Harvard has become a beast in the Ivy League, but Amaker knows things will change quickly in NCAA play.
“We are going in as the underdog, and that’s a good thing for us,’’ said Amaker. “It’s a thing we can embrace. We were picked and targeted the whole season.
“Maybe this gives us a new sense of order. People follow top dogs, but they root for underdogs.’’
As they have done throughout this season, the Harvard players will accept the challenge when their first-round opponent is announced tonight. It has been their mantra since Amaker arrived on campus with a dream and a goal.
“Everything happens for a reason,’’ said senior forward and cocaptain Keith Wright. “We had a lot of success. Last year wasn’t our time. We still had to grow.’’
Harvard has done that steadily.
Senior guard and cocaptain Oliver McNally remembers his first visit to Harvard four years ago.

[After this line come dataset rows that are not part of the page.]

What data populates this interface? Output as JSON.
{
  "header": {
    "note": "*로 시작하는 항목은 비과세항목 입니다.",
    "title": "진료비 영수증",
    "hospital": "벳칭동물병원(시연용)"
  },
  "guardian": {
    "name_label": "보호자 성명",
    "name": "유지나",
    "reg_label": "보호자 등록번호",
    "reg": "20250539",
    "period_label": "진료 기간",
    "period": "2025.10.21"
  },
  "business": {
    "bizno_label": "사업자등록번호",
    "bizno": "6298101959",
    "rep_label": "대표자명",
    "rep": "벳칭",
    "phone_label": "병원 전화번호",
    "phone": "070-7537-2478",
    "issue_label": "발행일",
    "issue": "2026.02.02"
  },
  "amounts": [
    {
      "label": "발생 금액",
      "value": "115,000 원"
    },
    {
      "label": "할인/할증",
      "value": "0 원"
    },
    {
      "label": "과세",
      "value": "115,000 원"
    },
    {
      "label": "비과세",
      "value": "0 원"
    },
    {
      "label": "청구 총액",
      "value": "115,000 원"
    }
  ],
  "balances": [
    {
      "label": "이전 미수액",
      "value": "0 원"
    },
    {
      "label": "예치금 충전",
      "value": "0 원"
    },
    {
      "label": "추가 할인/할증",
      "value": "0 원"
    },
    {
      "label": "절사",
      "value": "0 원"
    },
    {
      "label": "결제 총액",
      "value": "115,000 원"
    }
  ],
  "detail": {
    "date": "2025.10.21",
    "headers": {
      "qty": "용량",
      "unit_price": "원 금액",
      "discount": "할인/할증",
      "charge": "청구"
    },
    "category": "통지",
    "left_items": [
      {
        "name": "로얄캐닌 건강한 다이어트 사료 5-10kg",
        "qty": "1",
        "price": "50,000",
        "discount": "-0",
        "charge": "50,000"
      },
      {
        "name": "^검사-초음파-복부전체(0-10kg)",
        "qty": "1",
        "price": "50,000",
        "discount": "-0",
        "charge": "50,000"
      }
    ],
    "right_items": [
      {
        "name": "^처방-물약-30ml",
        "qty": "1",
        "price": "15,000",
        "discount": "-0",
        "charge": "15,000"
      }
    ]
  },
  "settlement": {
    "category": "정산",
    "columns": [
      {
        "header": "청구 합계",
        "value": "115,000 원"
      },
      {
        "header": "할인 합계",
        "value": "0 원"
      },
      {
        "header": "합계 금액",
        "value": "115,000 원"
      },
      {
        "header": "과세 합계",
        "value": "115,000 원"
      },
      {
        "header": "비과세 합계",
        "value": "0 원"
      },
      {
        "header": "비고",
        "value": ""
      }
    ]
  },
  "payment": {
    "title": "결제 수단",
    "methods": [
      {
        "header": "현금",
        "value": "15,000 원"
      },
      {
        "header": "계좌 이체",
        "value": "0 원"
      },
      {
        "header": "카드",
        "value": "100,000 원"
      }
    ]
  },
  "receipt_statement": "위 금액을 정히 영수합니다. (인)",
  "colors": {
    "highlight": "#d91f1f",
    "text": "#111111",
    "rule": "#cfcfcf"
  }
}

“I wanted to take a scholarship and play in the Bay area,’’ said McNally, who made the trip to Cambridge at his parents’ behest. “I was kind of reluctant, but once I met Coach Amaker, I was committed. I wanted to come right away.
“He was very confident coming in. He does things his way. He has had his failures. He’s had his successes. He has kept our team level-headed. He has a quiet confidence that helps our team.’’
Amaker said the plan last week was to regroup after the rugged Ivy League season and prepare for the next challenge.
“It was important to take a minute and feel good about ourselves,’’ he said. “And it’s important to put a game plan together.’’
Asked about the success of the past few years, Amaker smiled and talked with the pride of a parent discussing his children’s accomplishments.
“These kids have done things that have been special,’’ said Amaker. “I’m proud to be a part of it and organize it and get them to believe.
“It’s wonderful to be part of this campus. Special things are happening on a special campus. I’m thrilled the way the campus has rallied around this team.’’
When Amaker first arrived, his message to his team was to simply embrace the moment, follow a dream.
“We talked about having a vision, having a plan - to do something that has never been done before,’’ said Amaker. “That’s been our calling card for our players and they have embraced that.
“They believed it when we presented it to them as a vision. Now we have seen how it is developed. It hasn’t been an easy journey, but it certainly has been a rewarding one.
“So much has happened with sports, but to have our basketball program become relevant from a national perspective is worth its weight in gold to me. To see that evolve on this campus, I find that mind-boggling. The journey has been incredibly warming and it has been incredibly quick.’’
Amaker wants his players to enjoy the moment while it happens.
“I tell them, ‘You’re not always guaranteed the next opportunity,’ ’’ he said. “I want us to live up to what we have been and make sure our identity remains the same.
“It’s important to be who you are. To be true to that. That’s what we will feel good about, ourselves, no matter what the scoreboard might say. Our standards are more important than any expectations. I think our kids will embrace the opportunity we have.’’
Amaker remembers being on a trip when he first took over the program and identifying himself as the Harvard basketball coach. That prompted the response, “I didn’t know Harvard played basketball.’’
“I don’t know if they were being funny with me,’’ said Amaker. “But that hasn’t happened lately. Obviously what we have done is pretty darn good for us.’’